CUOS 2019: MRI: Where Do We Stand in 2019?

Toronto, Ontario ( The current Cancer Care Ontario (CCO) guidelines in Canada does not recommend performing a multiparametric MRI (mpMRI) in patients with an elevated risk of clinically significant prostate cancer (according to PSA levels) who are biopsy naïve. In contrast, in patients who have had a prior transrectal-ultrasound (TRUS) guided systematic biopsy and demonstrated a growing risk of having clinically significant prostate cancer – mpMRI should be performed, and followed by a targeted prostate biopsy. In this scenario, mpMRI may be considered to help in detecting more clinically significant prostate cancer patients compared to repeated TRUS-guided systematic biopsy.

In the setting of active surveillance of low-grade prostate cancer, there is some similarity in the various guidelines regarding the recommendation of performing a mpMRI. CCO recommends performing mpMRI when a patient’s clinical findings are discordant with the pathologic findings. The national comprehensive cancer network (NCCN) recommends considering mpMRI if anterior and/or aggressive cancer is expected (when PSA is increased and systematic biopsies are negative). Lastly, the National institution for health and care excellence (NICE) guidelines recommend a mpMRI at enrollment to active surveillance.

In the setting of pre-treatment local staging of prostate cancer, the CCO states that it is reasonable to perform a mpMRI to assess extra-prostatic extension in intermediate and high-risk patients considered for radical therapy (if knowledge of extraprostatic extension will alter management). Centers following this recommendation must have a quality assurance program to measure the diagnostic performance of mpMRI.

The indication for mpMRI use according to the CCO include:

  1. High PSA with a prior negative systematic biopsy
  2. Active surveillance – in changing the risk profile
  3. Staging – intermediate and high risk if it will alter management
  4. Reassessment after local therapy
  5. Local recurrence - only if it will alter management
  6. High PSA with no previous biopsies – not recommended!
Figure 1 demonstrates the results of the latest European multicenter randomized controlled trials in biopsy naïve men, including the Precision1, 4M2, and MRI-FIRST3 trials. These trials show that usage of mpMRI before the biopsy, result in the reduction of the number of patients being biopsied, in the percentage of insignificant cancer diagnosed, and in the number of biopsy cores taken. In contrast, it leads to an increased rate of detection of patients requiring active treatment and results in greater precision in index tumor grade/volume determination.
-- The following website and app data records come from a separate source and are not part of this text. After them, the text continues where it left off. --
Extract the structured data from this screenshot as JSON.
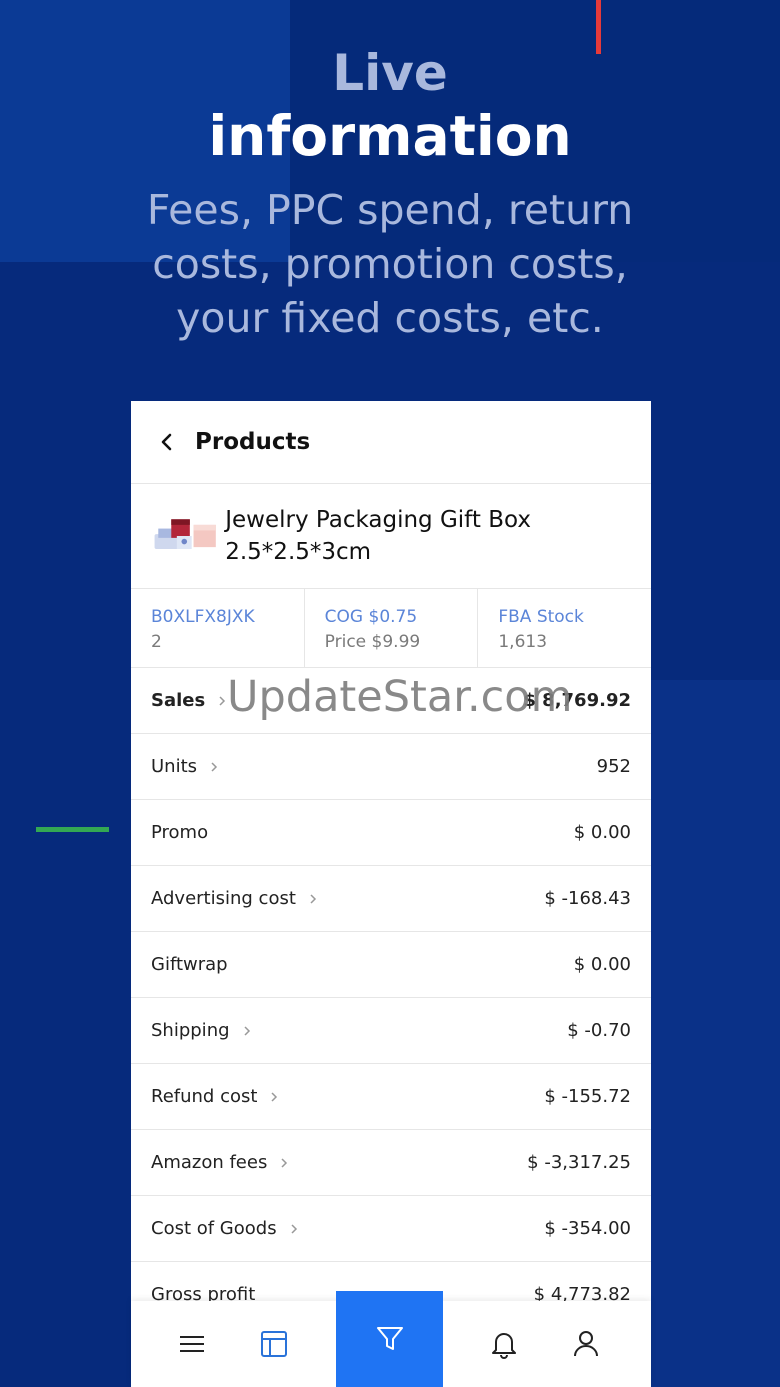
{
  "promo": {
    "title_line1": "Live",
    "title_line2": "information",
    "subtitle": "Fees, PPC spend, return costs, promotion costs, your fixed costs, etc."
  },
  "header": {
    "title": "Products"
  },
  "product": {
    "name": "Jewelry Packaging Gift Box 2.5*2.5*3cm"
  },
  "stats": [
    {
      "top": "B0XLFX8JXK",
      "bottom": "2"
    },
    {
      "top": "COG $0.75",
      "bottom": "Price $9.99"
    },
    {
      "top": "FBA Stock",
      "bottom": "1,613"
    }
  ],
  "rows": [
    {
      "label": "Sales",
      "value": "$ 8,769.92"
    },
    {
      "label": "Units",
      "value": "952"
    },
    {
      "label": "Promo",
      "value": "$ 0.00"
    },
    {
      "label": "Advertising cost",
      "value": "$ -168.43"
    },
    {
      "label": "Giftwrap",
      "value": "$ 0.00"
    },
    {
      "label": "Shipping",
      "value": "$ -0.70"
    },
    {
      "label": "Refund cost",
      "value": "$ -155.72"
    },
    {
      "label": "Amazon fees",
      "value": "$ -3,317.25"
    },
    {
      "label": "Cost of Goods",
      "value": "$ -354.00"
    },
    {
      "label": "Gross profit",
      "value": "$ 4,773.82"
    }
  ],
  "watermark": "UpdateStar.com",
  "nav": [
    "menu-icon",
    "dashboard-icon",
    "filter-icon",
    "bell-icon",
    "user-icon"
  ],
  "colors": {
    "background": "#062a7c",
    "accent": "#1f74f3",
    "link": "#5b85d8"
  }
}
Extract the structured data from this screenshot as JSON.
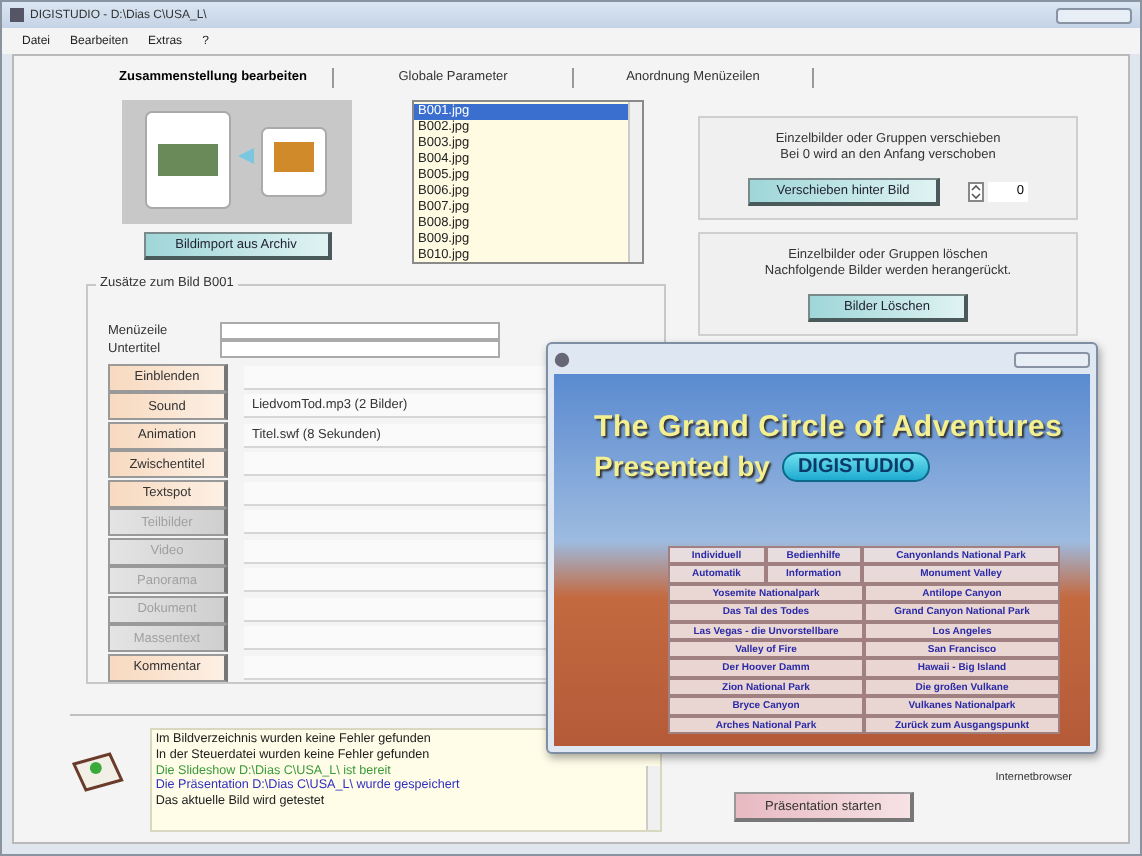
{
  "window": {
    "title": "DIGISTUDIO - D:\\Dias C\\USA_L\\"
  },
  "menu": [
    "Datei",
    "Bearbeiten",
    "Extras",
    "?"
  ],
  "tabs": [
    {
      "label": "Zusammenstellung bearbeiten",
      "selected": true
    },
    {
      "label": "Globale Parameter",
      "selected": false
    },
    {
      "label": "Anordnung Menüzeilen",
      "selected": false
    }
  ],
  "import_button": "Bildimport aus Archiv",
  "image_list": [
    {
      "label": "B001.jpg",
      "selected": true
    },
    {
      "label": "B002.jpg",
      "selected": false
    },
    {
      "label": "B003.jpg",
      "selected": false
    },
    {
      "label": "B004.jpg",
      "selected": false
    },
    {
      "label": "B005.jpg",
      "selected": false
    },
    {
      "label": "B006.jpg",
      "selected": false
    },
    {
      "label": "B007.jpg",
      "selected": false
    },
    {
      "label": "B008.jpg",
      "selected": false
    },
    {
      "label": "B009.jpg",
      "selected": false
    },
    {
      "label": "B010.jpg",
      "selected": false
    }
  ],
  "move_panel": {
    "text": "Einzelbilder oder Gruppen verschieben",
    "hint": "Bei 0 wird an den Anfang verschoben",
    "button": "Verschieben hinter Bild",
    "value": "0"
  },
  "delete_panel": {
    "text": "Einzelbilder oder Gruppen löschen",
    "hint": "Nachfolgende Bilder werden herangerückt.",
    "button": "Bilder Löschen"
  },
  "extras": {
    "title": "Zusätze zum Bild B001",
    "fields": [
      {
        "label": "Menüzeile"
      },
      {
        "label": "Untertitel"
      }
    ],
    "rows": [
      {
        "button": "Einblenden",
        "disabled": false
      },
      {
        "button": "Sound",
        "disabled": false,
        "value": "LiedvomTod.mp3   (2 Bilder)"
      },
      {
        "button": "Animation",
        "disabled": false,
        "value": "Titel.swf   (8 Sekunden)"
      },
      {
        "button": "Zwischentitel",
        "disabled": false
      },
      {
        "button": "Textspot",
        "disabled": false
      },
      {
        "button": "Teilbilder",
        "disabled": true
      },
      {
        "button": "Video",
        "disabled": true
      },
      {
        "button": "Panorama",
        "disabled": true
      },
      {
        "button": "Dokument",
        "disabled": true
      },
      {
        "button": "Massentext",
        "disabled": true
      },
      {
        "button": "Kommentar",
        "disabled": false
      }
    ]
  },
  "log": [
    {
      "text": "Im Bildverzeichnis wurden keine Fehler gefunden",
      "color": "#202020"
    },
    {
      "text": "In der Steuerdatei wurden keine Fehler gefunden",
      "color": "#202020"
    },
    {
      "text": "Die Slideshow D:\\Dias C\\USA_L\\ ist bereit",
      "color": "#3a9a3a"
    },
    {
      "text": "Die Präsentation D:\\Dias C\\USA_L\\ wurde gespeichert",
      "color": "#3030c0"
    },
    {
      "text": "Das aktuelle Bild wird getestet",
      "color": "#202020"
    }
  ],
  "start_button": "Präsentation starten",
  "browser_label": "Internetbrowser",
  "preview": {
    "title": "The Grand Circle of Adventures",
    "presented": "Presented by",
    "logo": "DIGISTUDIO",
    "rows": [
      [
        "Individuell",
        "Bedienhilfe",
        "Canyonlands National Park"
      ],
      [
        "Automatik",
        "Information",
        "Monument Valley"
      ],
      [
        "Yosemite Nationalpark",
        "Antilope Canyon"
      ],
      [
        "Das Tal des Todes",
        "Grand Canyon National Park"
      ],
      [
        "Las Vegas - die Unvorstellbare",
        "Los Angeles"
      ],
      [
        "Valley of Fire",
        "San Francisco"
      ],
      [
        "Der Hoover Damm",
        "Hawaii - Big Island"
      ],
      [
        "Zion National Park",
        "Die großen Vulkane"
      ],
      [
        "Bryce Canyon",
        "Vulkanes Nationalpark"
      ],
      [
        "Arches National Park",
        "Zurück zum Ausgangspunkt"
      ]
    ]
  }
}
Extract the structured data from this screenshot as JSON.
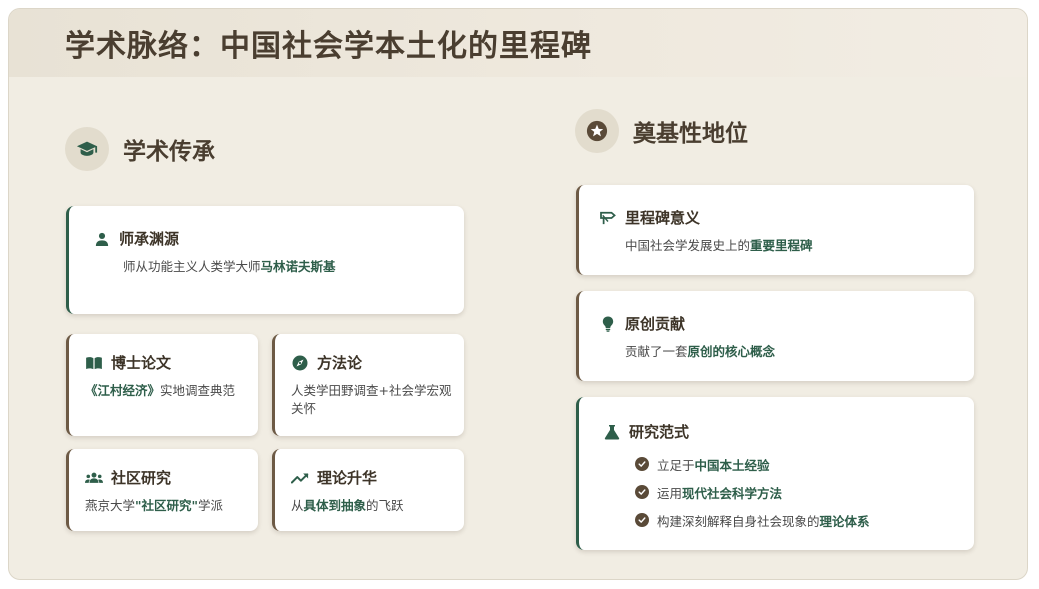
{
  "page": {
    "title": "学术脉络：中国社会学本土化的里程碑"
  },
  "left_section": {
    "title": "学术传承",
    "icon": "graduation-cap-icon",
    "cards": {
      "mentor": {
        "title": "师承渊源",
        "icon": "person-icon",
        "desc_plain": "师从功能主义人类学大师",
        "desc_bold": "马林诺夫斯基"
      },
      "phd": {
        "title": "博士论文",
        "icon": "book-icon",
        "desc_bold": "《江村经济》",
        "desc_plain": "实地调查典范"
      },
      "method": {
        "title": "方法论",
        "icon": "compass-icon",
        "desc_plain": "人类学田野调查+社会学宏观关怀"
      },
      "community": {
        "title": "社区研究",
        "icon": "users-icon",
        "desc_pre": "燕京大学",
        "desc_bold": "\"社区研究\"",
        "desc_post": "学派"
      },
      "theory": {
        "title": "理论升华",
        "icon": "trend-up-icon",
        "desc_pre": "从",
        "desc_bold": "具体到抽象",
        "desc_post": "的飞跃"
      }
    }
  },
  "right_section": {
    "title": "奠基性地位",
    "icon": "star-icon",
    "cards": {
      "milestone": {
        "title": "里程碑意义",
        "icon": "signpost-icon",
        "desc_plain": "中国社会学发展史上的",
        "desc_bold": "重要里程碑"
      },
      "original": {
        "title": "原创贡献",
        "icon": "lightbulb-icon",
        "desc_plain": "贡献了一套",
        "desc_bold": "原创的核心概念"
      },
      "paradigm": {
        "title": "研究范式",
        "icon": "flask-icon",
        "items": [
          {
            "pre": "立足于",
            "bold": "中国本土经验"
          },
          {
            "pre": "运用",
            "bold": "现代社会科学方法"
          },
          {
            "pre": "构建深刻解释自身社会现象的",
            "bold": "理论体系"
          }
        ]
      }
    }
  },
  "colors": {
    "accent_green": "#2e5e4a",
    "accent_brown": "#6d5a45",
    "background": "#f1ede3"
  }
}
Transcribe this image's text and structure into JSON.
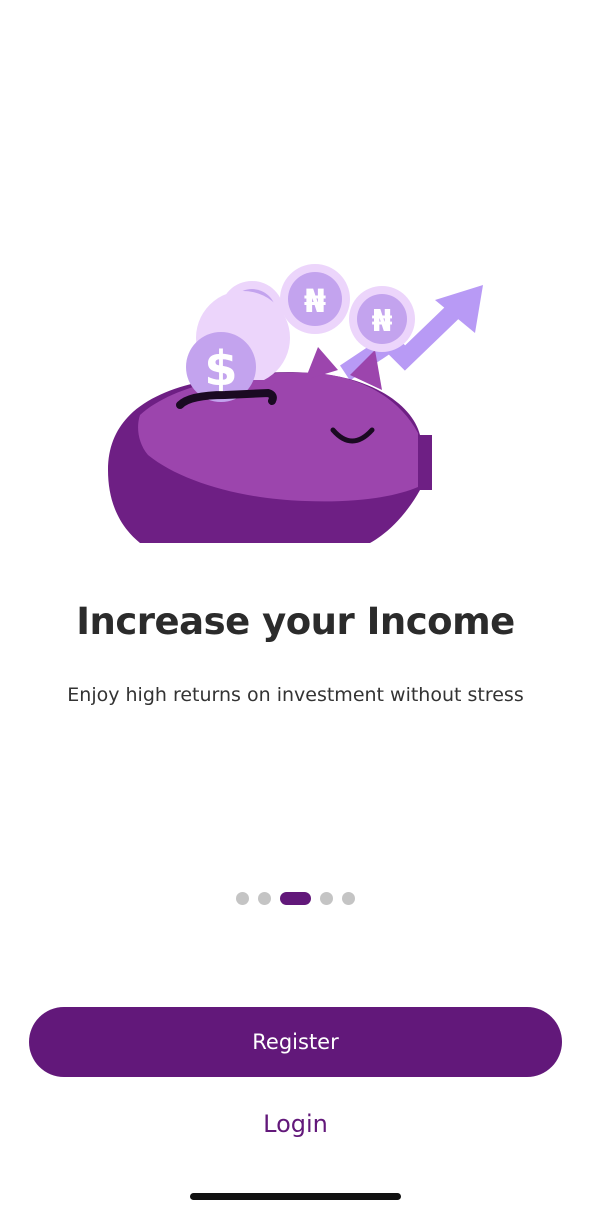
{
  "onboarding": {
    "title": "Increase your Income",
    "subtitle": "Enjoy high returns on investment without stress",
    "current_page": 3,
    "total_pages": 5
  },
  "actions": {
    "register_label": "Register",
    "login_label": "Login"
  },
  "illustration": {
    "coins": [
      "$",
      "$",
      "₦",
      "₦"
    ]
  },
  "colors": {
    "brand": "#62187a",
    "dot_inactive": "#c4c4c4"
  }
}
Figure 1 - Latest European Multicenter Randomized Controlled Trials in Biopsy Naïve Men
UroToday CUOS19 trials in biopsy naive menUroToday CUOS19 trials in biopsy naive men

In the current paradigm the risk stratification is heavily based on human interpretation and performance:

  1. The radiologist who provided MRI interpretation
  2. The urologist/radiologist who performed the biopsy
  3. The pathologist – who is responsible for the Gleason score and volume
Since this could lead to a large potential for error, the future should lead to combining fluidics/genomics with imaging biomarkers (radiomics) to improve accuracy. An example is the Stockholm 3 model, which combines six plasma protein biomarkers, genetic polymorphisms and clinical variables that estimates the risk of Gleason score>=7.4  Furthermore, incorporating machine learning techniques to provide more specific and sensitive results, resulting in a reduced potential of human error, has already been performed by Google5, is part of the future.

Dr. Haier concluded his talk stating that there is also work and upgrades being currently performed to the PIRADS system used for diagnosis (version 2.1 and 3). This upgrade will include quality assurance, report templates, certification, standards for significant interval change in imaging, brain uptake of Gadolinium, biopsy qualification, and biparametric MRI. These anticipated changes and upgrades should, in theory, improve the diagnostic accuracy of mpMRI and make it less prone to errors.

Presented by: Masoom Haider, BAM, MD, FRCPC, Professor, Mi Research Lead - Radiomics/Quantitative Imaging, Toronto General Hospital, Dept of Medical Imaging, University of Toronto, Ontario

Written by: Hanan Goldberg, MD, Urologic Oncology Fellow (SUO), University of Toronto, Princess Margaret Cancer Centre, Twitter: @GoldbergHanan at the CUOS – Canadian Uro-Oncology Summit 2019, #CUOS19 January 10-12, 2019 Westin Harbour Castle, Toronto, Ontario, Canada

1. Kasivisvanathan V. et al. NEJM 2018
2. van der Leest M. et al. European Urology 2018
3. Rouvière O. et al. Lancet Oncology 2019
4. Gronberg H et al. European Urology 2018
5. Stumpe, M (2018, November, 16).  Improved Grading of Prostate Cancer Using Deep Learning [Blog post] Retrieved from